San Francisco Weather Report: Cherry Blossoms Confused

cherry blossoms

If you haven’t already heard, California is in a drought. We’ve had unseasonably dry, warm weather this winter, and it’s confusing the plants. Cherry blossoms, which usually bloom in early spring, have arrived in full force. They are everywhere and they are beautiful. But I’m afraid they won’t last. The sun was nowhere to be seen today and it’s supposed to be more of the same this week.

cherry blossoms against a blue house

Michigan is known for their cherries. Traverse City in Northern Michigan boasts over 2.6 million cherry trees. And someday I want to drive up there just to see the miles and miles of orchard trees in bloom. I have no doubt it’s a sight to ooh and ahh over.

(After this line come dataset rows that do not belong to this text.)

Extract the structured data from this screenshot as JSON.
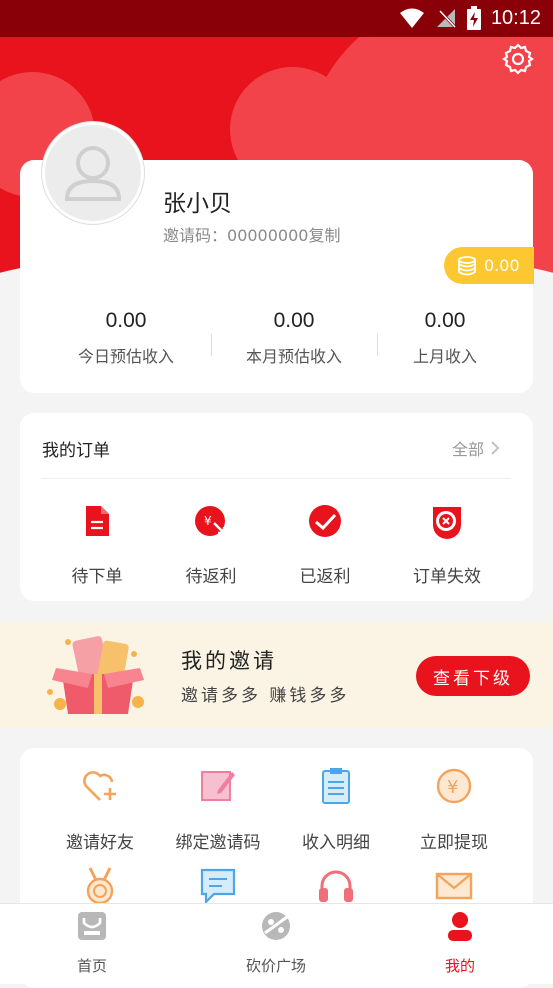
{
  "status_bar": {
    "time": "10:12"
  },
  "profile": {
    "username": "张小贝",
    "invite_code_label": "邀请码：",
    "invite_code": "00000000",
    "copy_label": "复制",
    "coin_balance": "0.00",
    "stats": [
      {
        "value": "0.00",
        "label": "今日预估收入"
      },
      {
        "value": "0.00",
        "label": "本月预估收入"
      },
      {
        "value": "0.00",
        "label": "上月收入"
      }
    ]
  },
  "orders": {
    "title": "我的订单",
    "all_label": "全部",
    "items": [
      {
        "label": "待下单",
        "icon": "doc-icon"
      },
      {
        "label": "待返利",
        "icon": "yen-arrow-icon"
      },
      {
        "label": "已返利",
        "icon": "check-icon"
      },
      {
        "label": "订单失效",
        "icon": "invalid-icon"
      }
    ]
  },
  "invite": {
    "title": "我的邀请",
    "subtitle": "邀请多多 赚钱多多",
    "button": "查看下级"
  },
  "tools": [
    {
      "label": "邀请好友",
      "icon": "heart-plus-icon"
    },
    {
      "label": "绑定邀请码",
      "icon": "edit-icon"
    },
    {
      "label": "收入明细",
      "icon": "clipboard-icon"
    },
    {
      "label": "立即提现",
      "icon": "yen-coin-icon"
    },
    {
      "label": "",
      "icon": "medal-icon"
    },
    {
      "label": "",
      "icon": "message-icon"
    },
    {
      "label": "",
      "icon": "headset-icon"
    },
    {
      "label": "",
      "icon": "mail-icon"
    }
  ],
  "nav": [
    {
      "label": "首页",
      "icon": "home-icon"
    },
    {
      "label": "砍价广场",
      "icon": "bargain-icon"
    },
    {
      "label": "我的",
      "icon": "profile-icon"
    }
  ],
  "colors": {
    "primary": "#e8131c",
    "status_bar": "#8a0008",
    "coin": "#fcc730",
    "banner_bg": "#fbf4e4"
  }
}
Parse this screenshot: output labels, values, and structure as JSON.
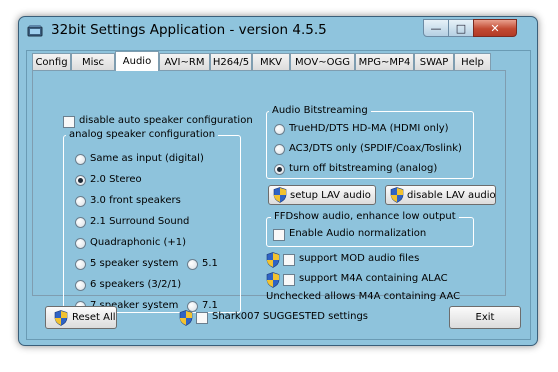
{
  "window": {
    "title": "32bit Settings Application - version 4.5.5",
    "close_glyph": "✕",
    "minimize_glyph": "—",
    "maximize_glyph": "□"
  },
  "tabs": [
    {
      "label": "Config"
    },
    {
      "label": "Misc"
    },
    {
      "label": "Audio",
      "active": true
    },
    {
      "label": "AVI~RM"
    },
    {
      "label": "H264/5"
    },
    {
      "label": "MKV"
    },
    {
      "label": "MOV~OGG"
    },
    {
      "label": "MPG~MP4"
    },
    {
      "label": "SWAP"
    },
    {
      "label": "Help"
    }
  ],
  "audio": {
    "disable_auto_label": "disable auto speaker configuration",
    "disable_auto_checked": false,
    "analog_group_title": "analog speaker configuration",
    "speaker_options": [
      {
        "label": "Same as input (digital)",
        "selected": false
      },
      {
        "label": "2.0 Stereo",
        "selected": true
      },
      {
        "label": "3.0 front speakers",
        "selected": false
      },
      {
        "label": "2.1 Surround Sound",
        "selected": false
      },
      {
        "label": "Quadraphonic (+1)",
        "selected": false
      },
      {
        "label": "5 speaker system",
        "selected": false
      },
      {
        "label": "5.1",
        "selected": false
      },
      {
        "label": "6 speakers (3/2/1)",
        "selected": false
      },
      {
        "label": "7 speaker system",
        "selected": false
      },
      {
        "label": "7.1",
        "selected": false
      }
    ],
    "bitstream_group_title": "Audio Bitstreaming",
    "bitstream_options": [
      {
        "label": "TrueHD/DTS HD-MA (HDMI only)",
        "selected": false
      },
      {
        "label": "AC3/DTS only (SPDIF/Coax/Toslink)",
        "selected": false
      },
      {
        "label": "turn off bitstreaming (analog)",
        "selected": true
      }
    ],
    "setup_lav_label": "setup LAV audio",
    "disable_lav_label": "disable LAV audio",
    "ffdshow_group_title": "FFDshow audio, enhance low output",
    "normalization_label": "Enable Audio normalization",
    "normalization_checked": false,
    "mod_label": "support MOD audio files",
    "mod_checked": false,
    "m4a_label": "support M4A containing ALAC",
    "m4a_checked": false,
    "unchecked_note": "Unchecked allows M4A containing AAC"
  },
  "footer": {
    "reset_label": "Reset All",
    "suggested_label": "Shark007 SUGGESTED settings",
    "suggested_checked": false,
    "exit_label": "Exit"
  },
  "colors": {
    "client_bg": "#8ec3dc",
    "close_red": "#c24a32",
    "shield_blue": "#2f63c4",
    "shield_yellow": "#f2c230"
  }
}
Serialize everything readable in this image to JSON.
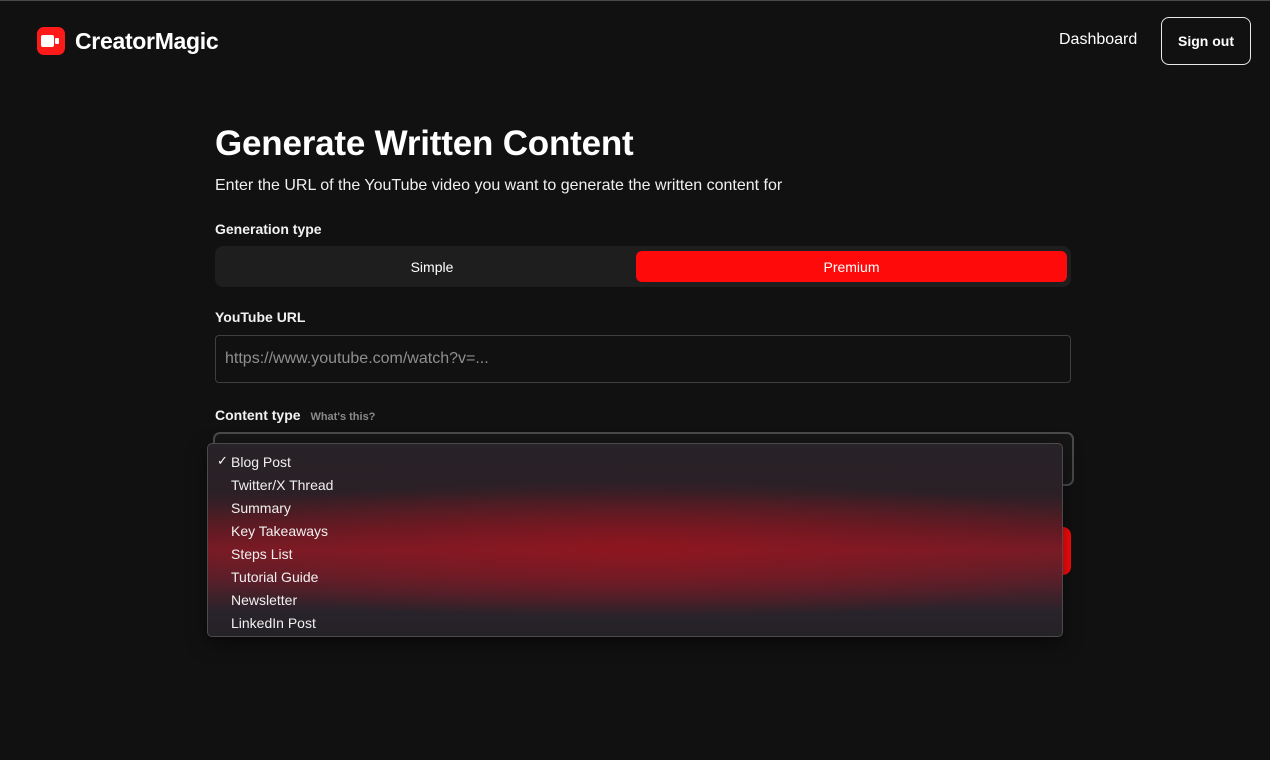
{
  "brand": {
    "name": "CreatorMagic",
    "accent": "#ff1a1a",
    "icon": "video-camera-icon"
  },
  "nav": {
    "dashboard_label": "Dashboard",
    "signout_label": "Sign out"
  },
  "main": {
    "title": "Generate Written Content",
    "subtitle": "Enter the URL of the YouTube video you want to generate the written content for"
  },
  "generation_type": {
    "label": "Generation type",
    "options": [
      "Simple",
      "Premium"
    ],
    "selected": "Premium"
  },
  "youtube_url": {
    "label": "YouTube URL",
    "value": "",
    "placeholder": "https://www.youtube.com/watch?v=..."
  },
  "content_type": {
    "label": "Content type",
    "help_link": "What's this?",
    "selected": "Blog Post",
    "check_mark": "✓",
    "options": [
      "Blog Post",
      "Twitter/X Thread",
      "Summary",
      "Key Takeaways",
      "Steps List",
      "Tutorial Guide",
      "Newsletter",
      "LinkedIn Post"
    ]
  }
}
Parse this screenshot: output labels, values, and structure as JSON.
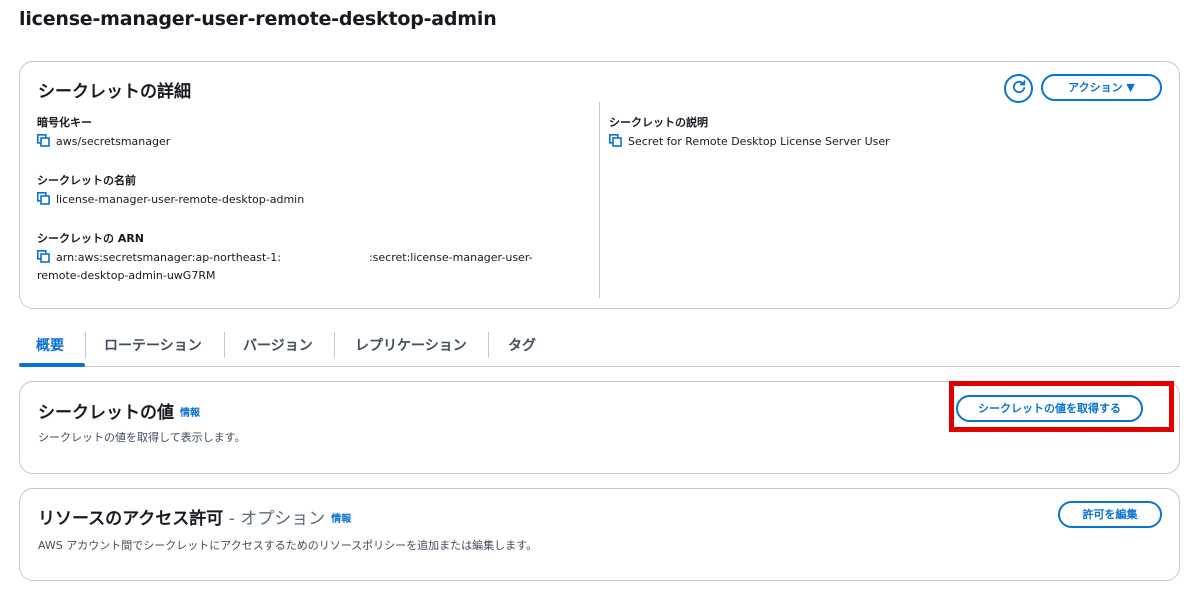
{
  "page": {
    "title": "license-manager-user-remote-desktop-admin"
  },
  "details": {
    "heading": "シークレットの詳細",
    "action_label": "アクション ▼",
    "encryption_key": {
      "label": "暗号化キー",
      "value": "aws/secretsmanager"
    },
    "secret_name": {
      "label": "シークレットの名前",
      "value": "license-manager-user-remote-desktop-admin"
    },
    "arn": {
      "label": "シークレットの ARN",
      "value_part1": "arn:aws:secretsmanager:ap-northeast-1:",
      "value_part2": ":secret:license-manager-user-",
      "value_line2": "remote-desktop-admin-uwG7RM"
    },
    "description": {
      "label": "シークレットの説明",
      "value": "Secret for Remote Desktop License Server User"
    }
  },
  "tabs": [
    "概要",
    "ローテーション",
    "バージョン",
    "レプリケーション",
    "タグ"
  ],
  "secret_value": {
    "heading": "シークレットの値",
    "info": "情報",
    "description": "シークレットの値を取得して表示します。",
    "button_label": "シークレットの値を取得する"
  },
  "resource_policy": {
    "heading": "リソースのアクセス許可",
    "heading_suffix": " - オプション",
    "info": "情報",
    "description": "AWS アカウント間でシークレットにアクセスするためのリソースポリシーを追加または編集します。",
    "button_label": "許可を編集"
  },
  "colors": {
    "accent": "#0972d3",
    "highlight": "#e00000",
    "border": "#c6c6cd"
  },
  "icons": {
    "copy": "copy-icon",
    "refresh": "refresh-icon"
  }
}
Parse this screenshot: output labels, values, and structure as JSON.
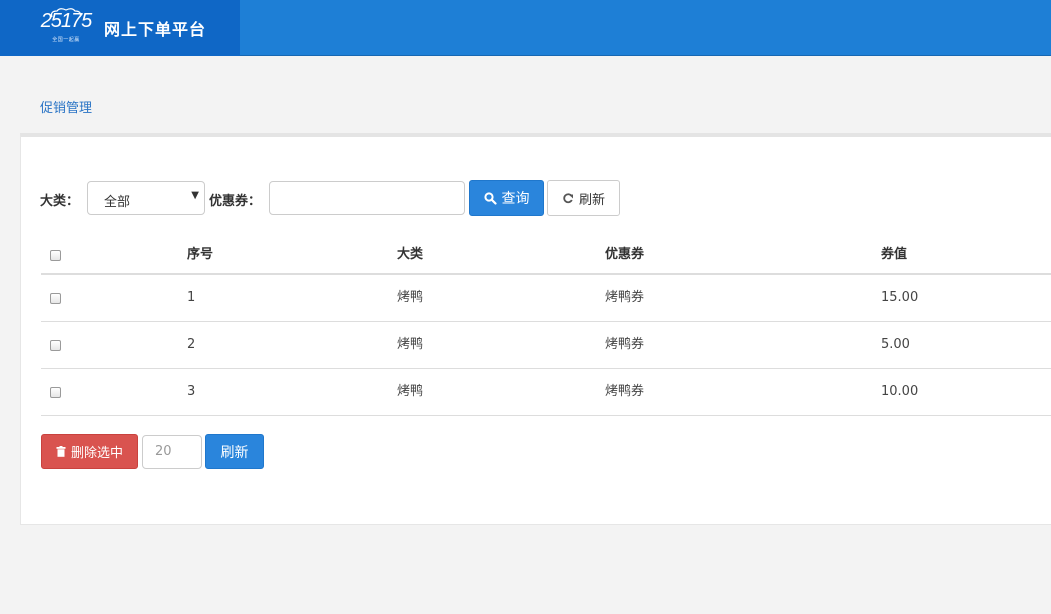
{
  "header": {
    "logo_text": "25175",
    "logo_sub": "全国一起赢",
    "title": "网上下单平台",
    "brand_color": "#0f67c6",
    "bar_color": "#1e7fd6"
  },
  "breadcrumb": {
    "current": "促销管理"
  },
  "filters": {
    "category_label": "大类：",
    "category_value": "全部",
    "coupon_label": "优惠券：",
    "coupon_value": "",
    "search_label": "查询",
    "refresh_label": "刷新"
  },
  "table": {
    "columns": [
      "序号",
      "大类",
      "优惠券",
      "券值"
    ],
    "rows": [
      {
        "index": "1",
        "category": "烤鸭",
        "coupon": "烤鸭券",
        "value": "15.00"
      },
      {
        "index": "2",
        "category": "烤鸭",
        "coupon": "烤鸭券",
        "value": "5.00"
      },
      {
        "index": "3",
        "category": "烤鸭",
        "coupon": "烤鸭券",
        "value": "10.00"
      }
    ]
  },
  "footer": {
    "delete_label": "删除选中",
    "page_size": "20",
    "refresh_label": "刷新"
  },
  "icons": {
    "search": "search-icon",
    "refresh": "refresh-icon",
    "delete": "trash-icon",
    "caret": "caret-down-icon",
    "logo": "cloud-logo-icon"
  }
}
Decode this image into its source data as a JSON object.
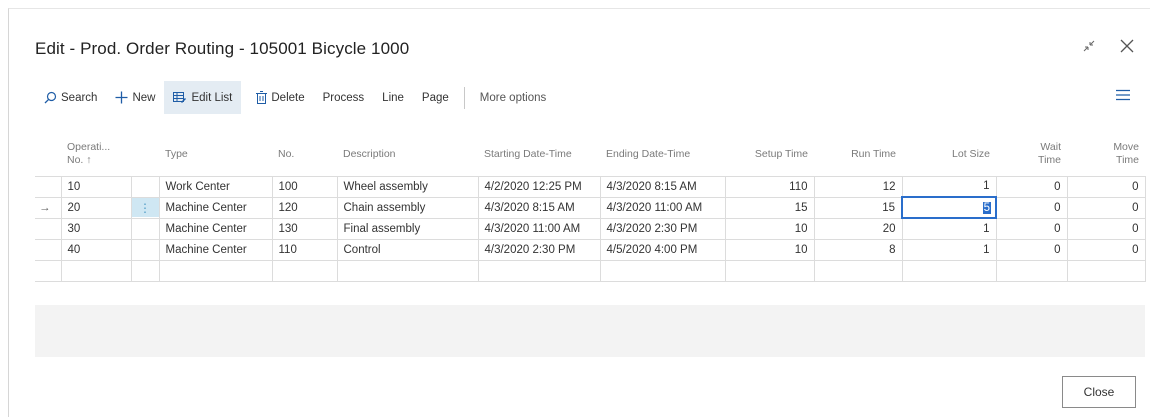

But there’s something special about seeing them in the City. There’s a wonderful element of surprise…their bright pink flowers against vivid Victorian colors or dull concrete buildings… it’s pretty magical.

And it’s little things like this that I don’t realize I’m going to miss until I come face to face with them. It seems like every other day I find something new. It’s bittersweet. I love that there are so many great things about this city and I love that I’m grateful for all of them. Of course it will make leaving that much harder, but better to have loved, as they say.

cherry blossoms against a blue roof